### EXERCISE DIRECTIONS
Report the count, and only the count, of lines in the records that include the word "JSON".

### SUPPLIED ENTRIES
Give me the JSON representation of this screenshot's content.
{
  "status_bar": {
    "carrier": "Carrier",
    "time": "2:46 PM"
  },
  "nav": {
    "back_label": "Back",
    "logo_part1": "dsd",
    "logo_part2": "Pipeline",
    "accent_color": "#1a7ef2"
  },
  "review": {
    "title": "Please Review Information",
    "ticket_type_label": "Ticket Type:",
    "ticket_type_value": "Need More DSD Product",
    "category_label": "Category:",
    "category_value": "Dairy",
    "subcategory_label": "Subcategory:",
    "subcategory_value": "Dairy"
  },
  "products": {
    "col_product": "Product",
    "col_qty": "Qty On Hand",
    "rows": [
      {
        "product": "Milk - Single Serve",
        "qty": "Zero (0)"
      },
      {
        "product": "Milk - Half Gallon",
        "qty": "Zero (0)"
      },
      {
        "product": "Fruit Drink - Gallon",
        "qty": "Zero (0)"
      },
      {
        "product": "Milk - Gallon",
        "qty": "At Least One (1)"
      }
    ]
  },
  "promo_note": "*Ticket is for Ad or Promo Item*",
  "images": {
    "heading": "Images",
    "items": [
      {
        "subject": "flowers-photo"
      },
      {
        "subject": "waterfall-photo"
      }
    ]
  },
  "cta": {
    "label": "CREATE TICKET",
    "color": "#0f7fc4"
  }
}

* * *

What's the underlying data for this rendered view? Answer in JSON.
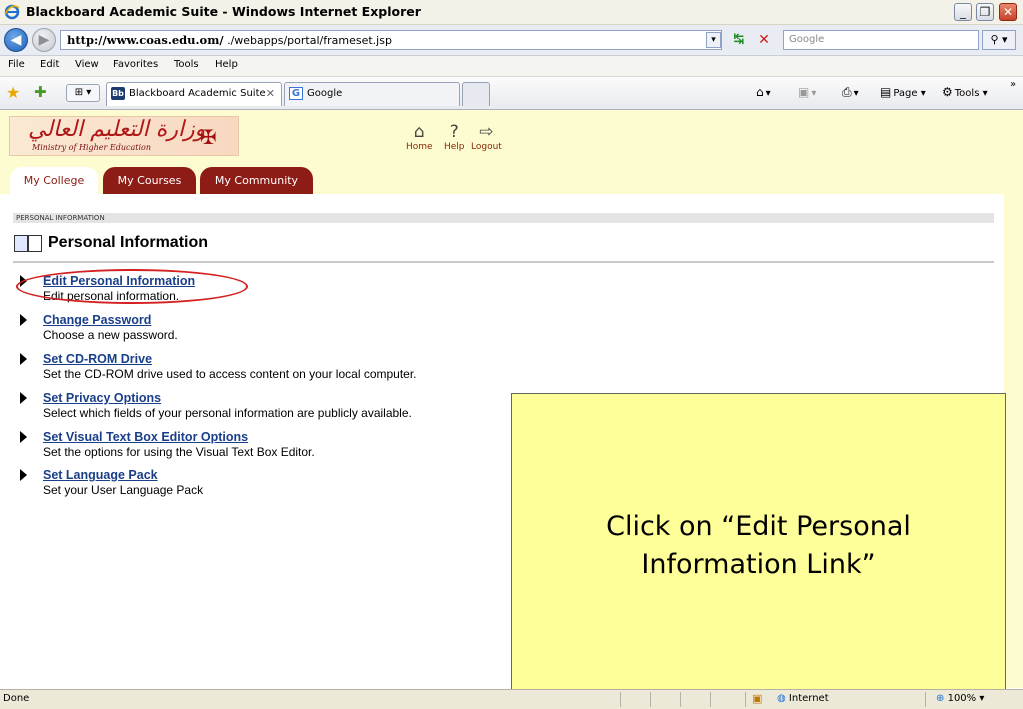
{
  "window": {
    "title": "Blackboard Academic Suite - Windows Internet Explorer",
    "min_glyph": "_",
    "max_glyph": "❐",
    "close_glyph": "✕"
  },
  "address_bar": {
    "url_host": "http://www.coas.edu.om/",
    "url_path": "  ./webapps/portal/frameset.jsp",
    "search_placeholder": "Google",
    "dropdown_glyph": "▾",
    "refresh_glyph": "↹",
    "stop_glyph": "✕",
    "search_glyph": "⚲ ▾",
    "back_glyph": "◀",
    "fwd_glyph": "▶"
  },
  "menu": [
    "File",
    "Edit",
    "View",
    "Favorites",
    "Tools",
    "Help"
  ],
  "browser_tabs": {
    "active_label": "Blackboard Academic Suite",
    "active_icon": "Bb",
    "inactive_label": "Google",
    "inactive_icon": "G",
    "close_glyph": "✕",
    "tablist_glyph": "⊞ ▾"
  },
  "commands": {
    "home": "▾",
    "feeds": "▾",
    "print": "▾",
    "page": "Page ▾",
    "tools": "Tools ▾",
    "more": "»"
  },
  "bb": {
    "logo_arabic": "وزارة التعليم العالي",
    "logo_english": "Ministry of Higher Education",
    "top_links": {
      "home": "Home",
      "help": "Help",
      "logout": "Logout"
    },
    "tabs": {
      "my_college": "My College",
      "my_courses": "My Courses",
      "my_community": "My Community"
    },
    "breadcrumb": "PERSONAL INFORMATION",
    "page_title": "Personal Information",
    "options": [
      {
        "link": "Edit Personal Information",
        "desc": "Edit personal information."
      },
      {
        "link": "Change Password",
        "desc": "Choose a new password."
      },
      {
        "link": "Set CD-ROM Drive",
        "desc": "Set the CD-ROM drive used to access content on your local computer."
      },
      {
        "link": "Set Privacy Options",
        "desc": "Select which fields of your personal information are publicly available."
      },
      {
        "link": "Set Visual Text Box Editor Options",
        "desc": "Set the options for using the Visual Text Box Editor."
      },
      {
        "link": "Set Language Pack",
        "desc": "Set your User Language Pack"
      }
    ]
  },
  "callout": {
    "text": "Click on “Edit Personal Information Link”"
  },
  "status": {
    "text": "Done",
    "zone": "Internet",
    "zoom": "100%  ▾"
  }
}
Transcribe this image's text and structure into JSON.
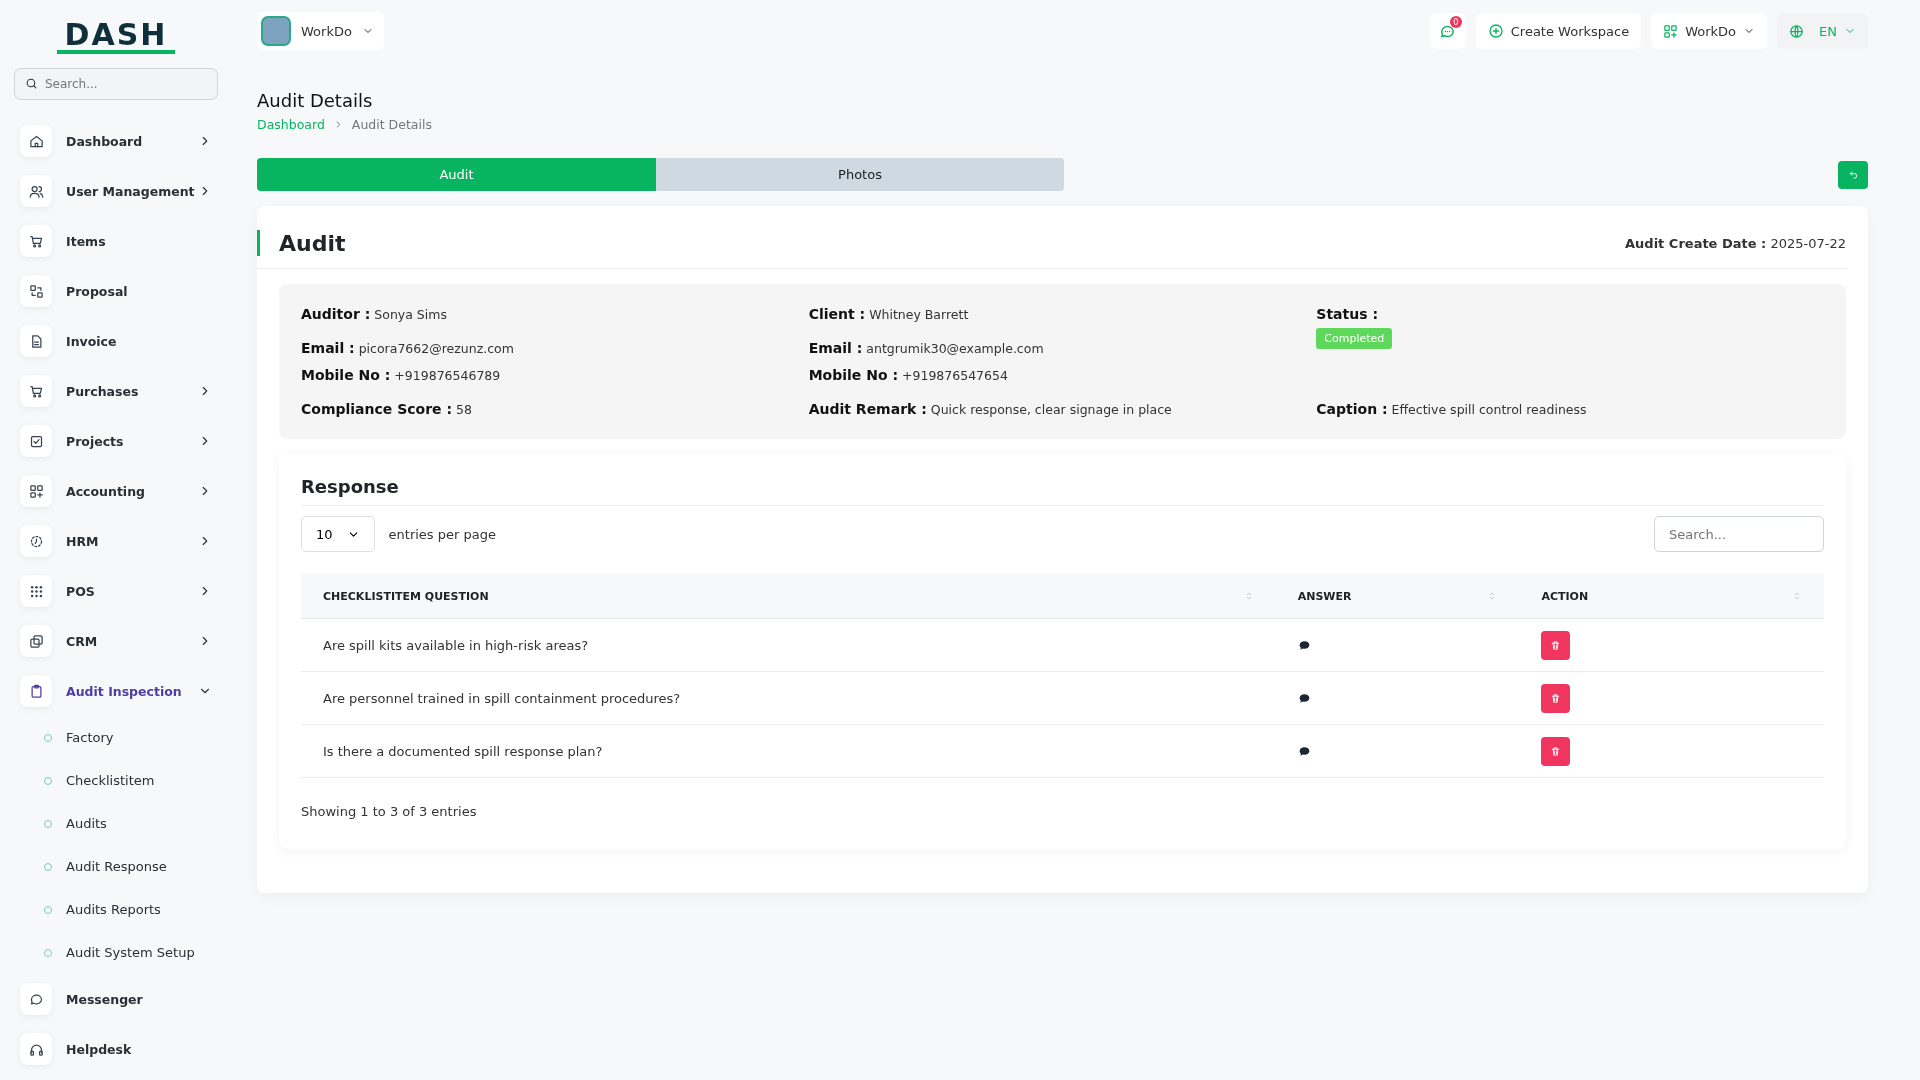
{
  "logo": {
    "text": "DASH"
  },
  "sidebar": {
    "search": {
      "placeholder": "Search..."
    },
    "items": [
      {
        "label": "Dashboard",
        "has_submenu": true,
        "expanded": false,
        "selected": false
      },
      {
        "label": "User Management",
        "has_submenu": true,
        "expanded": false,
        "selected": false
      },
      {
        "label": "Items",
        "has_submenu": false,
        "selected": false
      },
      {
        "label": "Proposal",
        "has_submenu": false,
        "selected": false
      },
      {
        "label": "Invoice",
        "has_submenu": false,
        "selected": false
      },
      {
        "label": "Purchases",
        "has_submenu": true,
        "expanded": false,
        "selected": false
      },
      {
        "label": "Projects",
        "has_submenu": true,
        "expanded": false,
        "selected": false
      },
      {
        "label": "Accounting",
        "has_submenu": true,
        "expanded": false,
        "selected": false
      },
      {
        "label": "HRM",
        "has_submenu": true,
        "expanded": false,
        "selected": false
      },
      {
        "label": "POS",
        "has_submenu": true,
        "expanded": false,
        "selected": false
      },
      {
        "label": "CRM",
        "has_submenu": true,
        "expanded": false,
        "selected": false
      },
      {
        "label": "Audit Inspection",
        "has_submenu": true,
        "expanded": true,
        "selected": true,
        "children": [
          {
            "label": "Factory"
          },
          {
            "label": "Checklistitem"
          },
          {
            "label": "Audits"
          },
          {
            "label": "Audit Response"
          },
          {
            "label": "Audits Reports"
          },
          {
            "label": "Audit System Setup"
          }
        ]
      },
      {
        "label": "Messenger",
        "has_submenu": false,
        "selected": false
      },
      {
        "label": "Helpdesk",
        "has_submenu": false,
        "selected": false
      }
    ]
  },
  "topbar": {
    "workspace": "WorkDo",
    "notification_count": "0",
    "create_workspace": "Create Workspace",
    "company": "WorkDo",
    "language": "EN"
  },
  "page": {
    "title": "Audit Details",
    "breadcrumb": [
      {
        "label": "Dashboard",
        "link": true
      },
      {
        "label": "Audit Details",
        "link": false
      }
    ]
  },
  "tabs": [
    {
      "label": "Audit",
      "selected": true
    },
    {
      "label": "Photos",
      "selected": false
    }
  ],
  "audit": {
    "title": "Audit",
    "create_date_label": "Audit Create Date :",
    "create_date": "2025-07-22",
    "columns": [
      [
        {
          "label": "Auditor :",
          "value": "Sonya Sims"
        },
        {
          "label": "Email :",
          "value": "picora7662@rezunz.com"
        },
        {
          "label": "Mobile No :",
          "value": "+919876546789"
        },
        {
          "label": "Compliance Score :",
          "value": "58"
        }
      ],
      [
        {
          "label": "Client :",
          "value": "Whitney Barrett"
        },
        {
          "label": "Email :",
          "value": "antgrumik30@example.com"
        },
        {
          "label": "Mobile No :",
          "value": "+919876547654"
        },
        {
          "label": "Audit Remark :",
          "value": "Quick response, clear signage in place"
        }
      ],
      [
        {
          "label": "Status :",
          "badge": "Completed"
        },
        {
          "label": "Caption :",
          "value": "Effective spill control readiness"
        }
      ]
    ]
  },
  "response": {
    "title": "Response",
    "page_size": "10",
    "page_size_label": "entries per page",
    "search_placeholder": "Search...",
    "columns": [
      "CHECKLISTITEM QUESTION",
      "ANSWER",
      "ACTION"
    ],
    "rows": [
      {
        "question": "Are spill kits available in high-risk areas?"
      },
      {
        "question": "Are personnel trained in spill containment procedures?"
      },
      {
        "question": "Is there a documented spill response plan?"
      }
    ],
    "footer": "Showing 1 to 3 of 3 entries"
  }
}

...

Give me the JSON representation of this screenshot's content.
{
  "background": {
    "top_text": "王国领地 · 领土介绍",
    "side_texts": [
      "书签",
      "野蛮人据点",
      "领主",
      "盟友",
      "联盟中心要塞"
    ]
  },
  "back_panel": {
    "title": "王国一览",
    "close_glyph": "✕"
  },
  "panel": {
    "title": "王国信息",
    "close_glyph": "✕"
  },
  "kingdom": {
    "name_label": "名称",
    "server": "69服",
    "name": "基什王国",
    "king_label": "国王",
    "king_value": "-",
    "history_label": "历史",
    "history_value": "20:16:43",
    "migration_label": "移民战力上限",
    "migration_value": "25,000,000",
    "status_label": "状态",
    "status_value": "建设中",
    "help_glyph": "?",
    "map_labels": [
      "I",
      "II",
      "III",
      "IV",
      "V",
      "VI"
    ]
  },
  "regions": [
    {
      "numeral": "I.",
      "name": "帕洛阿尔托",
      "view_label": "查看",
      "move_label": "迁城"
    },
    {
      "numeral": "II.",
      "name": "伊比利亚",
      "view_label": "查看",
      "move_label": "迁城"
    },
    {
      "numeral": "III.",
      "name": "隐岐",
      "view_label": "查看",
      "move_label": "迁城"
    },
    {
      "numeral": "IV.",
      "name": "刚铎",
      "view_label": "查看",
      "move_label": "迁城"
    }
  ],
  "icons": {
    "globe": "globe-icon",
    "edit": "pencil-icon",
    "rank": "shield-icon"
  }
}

### SOLUTION TO THE PROBLEM
4